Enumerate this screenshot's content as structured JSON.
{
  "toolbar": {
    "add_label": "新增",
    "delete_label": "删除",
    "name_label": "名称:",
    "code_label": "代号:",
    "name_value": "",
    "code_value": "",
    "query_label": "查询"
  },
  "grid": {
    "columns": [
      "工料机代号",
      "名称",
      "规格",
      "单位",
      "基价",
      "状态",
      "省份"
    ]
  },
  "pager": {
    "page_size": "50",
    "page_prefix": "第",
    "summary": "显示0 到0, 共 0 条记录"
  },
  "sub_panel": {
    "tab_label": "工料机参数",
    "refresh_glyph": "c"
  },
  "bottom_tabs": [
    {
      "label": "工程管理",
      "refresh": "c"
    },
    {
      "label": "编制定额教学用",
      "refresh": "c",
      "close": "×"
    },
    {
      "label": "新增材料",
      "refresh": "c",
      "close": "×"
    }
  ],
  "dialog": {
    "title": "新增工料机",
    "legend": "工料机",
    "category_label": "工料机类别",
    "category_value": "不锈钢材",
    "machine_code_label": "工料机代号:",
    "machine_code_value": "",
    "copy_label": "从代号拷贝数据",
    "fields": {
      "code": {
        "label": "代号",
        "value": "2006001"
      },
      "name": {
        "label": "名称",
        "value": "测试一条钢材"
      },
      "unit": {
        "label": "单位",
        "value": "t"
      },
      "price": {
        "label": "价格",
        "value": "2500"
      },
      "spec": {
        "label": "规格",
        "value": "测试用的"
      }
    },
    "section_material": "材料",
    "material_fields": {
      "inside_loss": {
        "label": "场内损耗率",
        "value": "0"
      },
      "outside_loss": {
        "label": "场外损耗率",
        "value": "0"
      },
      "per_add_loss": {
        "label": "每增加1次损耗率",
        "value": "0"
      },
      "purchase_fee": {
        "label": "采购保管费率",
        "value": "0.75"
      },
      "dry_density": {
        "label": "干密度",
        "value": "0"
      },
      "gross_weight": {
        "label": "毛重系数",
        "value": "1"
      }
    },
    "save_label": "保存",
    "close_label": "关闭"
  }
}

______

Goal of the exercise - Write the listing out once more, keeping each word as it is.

Solution for this problem -
Enumerate this screenshot's content as structured JSON.
{
  "toolbar": {
    "add_label": "新增",
    "delete_label": "删除",
    "name_label": "名称:",
    "code_label": "代号:",
    "name_value": "",
    "code_value": "",
    "query_label": "查询"
  },
  "grid": {
    "columns": [
      "工料机代号",
      "名称",
      "规格",
      "单位",
      "基价",
      "状态",
      "省份"
    ]
  },
  "pager": {
    "page_size": "50",
    "page_prefix": "第",
    "summary": "显示0 到0, 共 0 条记录"
  },
  "sub_panel": {
    "tab_label": "工料机参数",
    "refresh_glyph": "c"
  },
  "bottom_tabs": [
    {
      "label": "工程管理",
      "refresh": "c"
    },
    {
      "label": "编制定额教学用",
      "refresh": "c",
      "close": "×"
    },
    {
      "label": "新增材料",
      "refresh": "c",
      "close": "×"
    }
  ],
  "dialog": {
    "title": "新增工料机",
    "legend": "工料机",
    "category_label": "工料机类别",
    "category_value": "不锈钢材",
    "machine_code_label": "工料机代号:",
    "machine_code_value": "",
    "copy_label": "从代号拷贝数据",
    "fields": {
      "code": {
        "label": "代号",
        "value": "2006001"
      },
      "name": {
        "label": "名称",
        "value": "测试一条钢材"
      },
      "unit": {
        "label": "单位",
        "value": "t"
      },
      "price": {
        "label": "价格",
        "value": "2500"
      },
      "spec": {
        "label": "规格",
        "value": "测试用的"
      }
    },
    "section_material": "材料",
    "material_fields": {
      "inside_loss": {
        "label": "场内损耗率",
        "value": "0"
      },
      "outside_loss": {
        "label": "场外损耗率",
        "value": "0"
      },
      "per_add_loss": {
        "label": "每增加1次损耗率",
        "value": "0"
      },
      "purchase_fee": {
        "label": "采购保管费率",
        "value": "0.75"
      },
      "dry_density": {
        "label": "干密度",
        "value": "0"
      },
      "gross_weight": {
        "label": "毛重系数",
        "value": "1"
      }
    },
    "save_label": "保存",
    "close_label": "关闭"
  }
}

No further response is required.